But I am convinced Camdyn will find something else to obsess over, and she will be back on my working table with a different hang-up that requires fixing. The issues these individuals are complicated, with no neat answers, which gives you some intriguing moral quandaries to wrestle with. And matters get even more complex when an unexpected visitor crashes right into Akara’s workspace and gets her, for the very first time, question the job she is doing.
Donovan, the owner of the Red Strings Club, makes individuals happy, also. However, he does it exactly the conservative manner: with booze. And you’re going to spend the vast majority of the game, behind the pub. When a patron sits down you can view their feelings, and combine a beverage that can appeal to them–if it is to make them feel better or invite them to discuss something challenging.
Mixing cocktails is fiddly also but is tactile–particularly the clink of an ice block as you drop it into a glass. As you combine several kinds of booze collectively you find a ring drifting towards the emotion you are targeting. When the circle is lined up it is possible to serve the beverage. Lifting and pouring in the bottles requires some getting used to, but it is a fun gimmick, and also the noise of this liquid sloshing, along with how it pours from the jar, is strangely satisfying.
The supercontinent, naturally, is not all it sounds. Early on it is revealed that it needs to strip individuals of the feelings, presuming they are a burden to humankind. Is there a location for faulty creatures like us within an increasingly complex, post-human planet? The story tackles questions such as this with assurance, providing it a few philosophical burdens and ensuring you do some thinking as you perform.
This isn’t, like a great deal of cyberpunk fiction, completely nihilistic. Its world is gloomy and tainted, surely, but the storyline focuses more on the people attempting to make it simpler. The dialogue is somewhat overstuffed with unconvincing futuristic jargon and slang, but this really is a well-realized universe with intriguing, nuanced characters and a couple of clever twists and turns which can catch you off guard.
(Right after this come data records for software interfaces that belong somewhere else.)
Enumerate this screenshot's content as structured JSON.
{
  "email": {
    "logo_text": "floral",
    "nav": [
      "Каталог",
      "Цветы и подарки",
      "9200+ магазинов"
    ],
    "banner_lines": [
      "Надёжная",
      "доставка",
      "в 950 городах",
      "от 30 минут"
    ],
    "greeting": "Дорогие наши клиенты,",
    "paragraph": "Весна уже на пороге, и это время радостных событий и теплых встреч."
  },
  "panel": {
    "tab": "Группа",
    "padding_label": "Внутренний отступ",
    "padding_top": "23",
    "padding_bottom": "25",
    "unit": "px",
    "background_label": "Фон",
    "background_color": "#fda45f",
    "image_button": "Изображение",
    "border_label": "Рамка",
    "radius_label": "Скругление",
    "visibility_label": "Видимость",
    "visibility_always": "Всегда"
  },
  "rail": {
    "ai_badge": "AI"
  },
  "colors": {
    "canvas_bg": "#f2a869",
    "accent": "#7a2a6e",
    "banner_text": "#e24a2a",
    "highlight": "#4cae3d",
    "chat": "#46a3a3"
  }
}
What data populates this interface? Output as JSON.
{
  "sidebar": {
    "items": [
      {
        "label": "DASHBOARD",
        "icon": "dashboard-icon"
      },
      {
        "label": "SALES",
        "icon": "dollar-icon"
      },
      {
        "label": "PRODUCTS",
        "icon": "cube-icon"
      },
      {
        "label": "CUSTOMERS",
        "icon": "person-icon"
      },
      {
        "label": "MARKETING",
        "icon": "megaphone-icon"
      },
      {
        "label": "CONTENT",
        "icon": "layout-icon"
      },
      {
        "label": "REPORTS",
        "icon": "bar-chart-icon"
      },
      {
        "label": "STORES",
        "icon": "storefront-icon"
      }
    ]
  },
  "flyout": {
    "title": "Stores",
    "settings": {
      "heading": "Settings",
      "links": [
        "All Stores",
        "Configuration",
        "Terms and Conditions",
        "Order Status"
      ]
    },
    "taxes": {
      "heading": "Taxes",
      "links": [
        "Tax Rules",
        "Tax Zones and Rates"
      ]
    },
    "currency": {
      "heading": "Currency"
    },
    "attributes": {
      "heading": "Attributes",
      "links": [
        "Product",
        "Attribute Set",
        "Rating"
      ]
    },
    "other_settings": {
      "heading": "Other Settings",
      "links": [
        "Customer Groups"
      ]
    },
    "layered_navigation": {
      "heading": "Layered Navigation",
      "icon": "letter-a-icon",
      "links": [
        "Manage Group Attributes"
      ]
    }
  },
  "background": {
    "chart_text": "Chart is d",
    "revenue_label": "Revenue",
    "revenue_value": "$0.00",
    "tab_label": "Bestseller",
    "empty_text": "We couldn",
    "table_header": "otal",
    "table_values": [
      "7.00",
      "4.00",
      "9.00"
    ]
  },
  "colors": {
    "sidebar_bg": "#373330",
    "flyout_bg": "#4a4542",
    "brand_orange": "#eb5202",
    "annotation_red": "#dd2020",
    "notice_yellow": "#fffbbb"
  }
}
Plus it helps that the entire thing sounds and looks amazing also, with a moody neo-noir soundtrack, comprehensive, expressive pixel artwork, along with an atmospheric setting to beverage in.